The problem ->
Write the full listing out again, word for word, but omit the pictures.

Records shown ->
<<<<

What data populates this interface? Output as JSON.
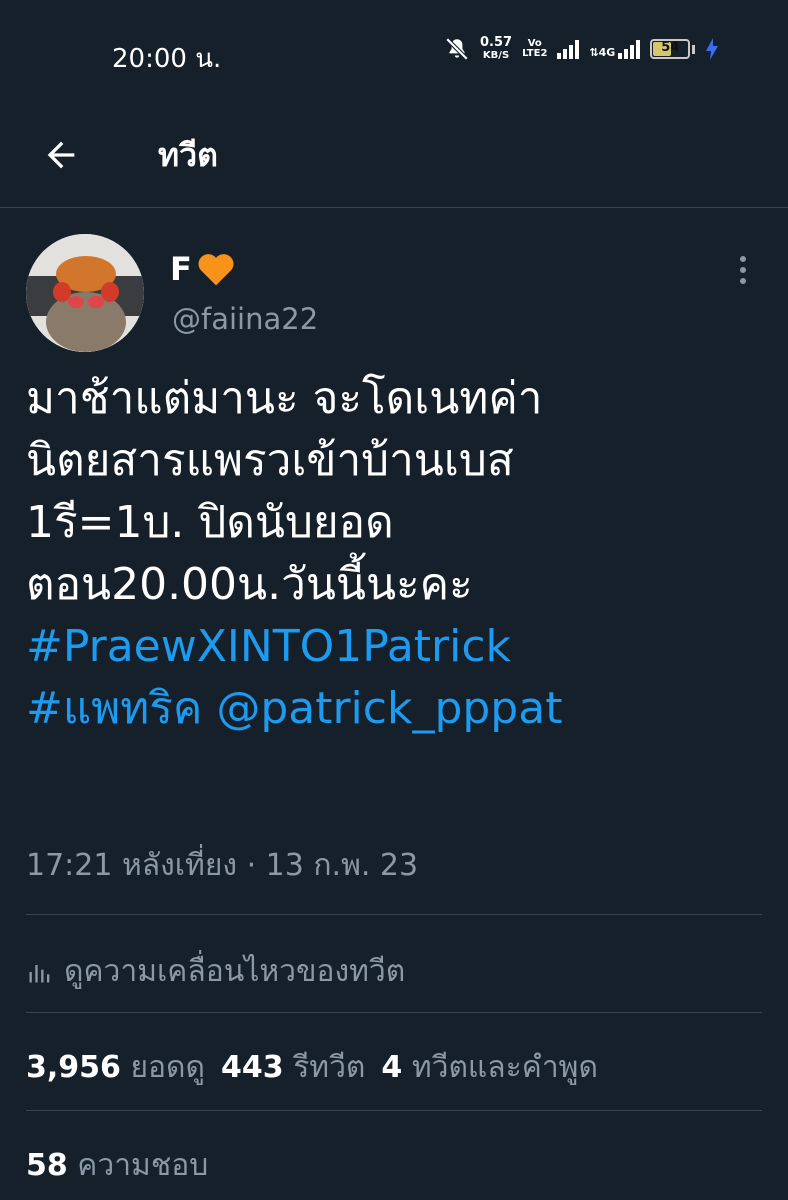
{
  "status_bar": {
    "time": "20:00 น.",
    "net_speed_value": "0.57",
    "net_speed_unit": "KB/S",
    "volte_top": "Vo",
    "volte_bottom": "LTE2",
    "network_type": "4G",
    "battery_percent": 54,
    "battery_label": "54",
    "icons": [
      "mute-icon",
      "signal-icon",
      "battery-icon",
      "charging-icon"
    ]
  },
  "header": {
    "title": "ทวีต",
    "back_icon": "arrow-left-icon"
  },
  "tweet": {
    "display_name": "F",
    "name_emoji": "orange-heart-icon",
    "handle": "@faiina22",
    "lines": [
      "มาช้าแต่มานะ จะโดเนทค่า",
      "นิตยสารแพรวเข้าบ้านเบส",
      "1รี=1บ. ปิดนับยอด",
      "ตอน20.00น.วันนี้นะคะ"
    ],
    "hashtag_1": "#PraewXINTO1Patrick",
    "hashtag_2": "#แพทริค",
    "mention": "@patrick_pppat",
    "timestamp": "17:21 หลังเที่ยง · 13 ก.พ. 23"
  },
  "activity": {
    "label": "ดูความเคลื่อนไหวของทวีต",
    "icon": "analytics-icon"
  },
  "stats": {
    "views_count": "3,956",
    "views_label": "ยอดดู",
    "retweets_count": "443",
    "retweets_label": "รีทวีต",
    "quotes_count": "4",
    "quotes_label": "ทวีตและคำพูด",
    "likes_count": "58",
    "likes_label": "ความชอบ"
  },
  "colors": {
    "background": "#15202b",
    "link": "#1d9bf0",
    "secondary_text": "#8b98a5",
    "divider": "#38444d"
  }
}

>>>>

Result for this task ->
What data populates this interface? Output as JSON.
{
  "status_bar": {
    "time": "20:00 น.",
    "net_speed_value": "0.57",
    "net_speed_unit": "KB/S",
    "volte_top": "Vo",
    "volte_bottom": "LTE2",
    "network_type": "4G",
    "battery_percent": 54,
    "battery_label": "54",
    "icons": [
      "mute-icon",
      "signal-icon",
      "battery-icon",
      "charging-icon"
    ]
  },
  "header": {
    "title": "ทวีต",
    "back_icon": "arrow-left-icon"
  },
  "tweet": {
    "display_name": "F",
    "name_emoji": "orange-heart-icon",
    "handle": "@faiina22",
    "lines": [
      "มาช้าแต่มานะ จะโดเนทค่า",
      "นิตยสารแพรวเข้าบ้านเบส",
      "1รี=1บ. ปิดนับยอด",
      "ตอน20.00น.วันนี้นะคะ"
    ],
    "hashtag_1": "#PraewXINTO1Patrick",
    "hashtag_2": "#แพทริค",
    "mention": "@patrick_pppat",
    "timestamp": "17:21 หลังเที่ยง · 13 ก.พ. 23"
  },
  "activity": {
    "label": "ดูความเคลื่อนไหวของทวีต",
    "icon": "analytics-icon"
  },
  "stats": {
    "views_count": "3,956",
    "views_label": "ยอดดู",
    "retweets_count": "443",
    "retweets_label": "รีทวีต",
    "quotes_count": "4",
    "quotes_label": "ทวีตและคำพูด",
    "likes_count": "58",
    "likes_label": "ความชอบ"
  },
  "colors": {
    "background": "#15202b",
    "link": "#1d9bf0",
    "secondary_text": "#8b98a5",
    "divider": "#38444d"
  }
}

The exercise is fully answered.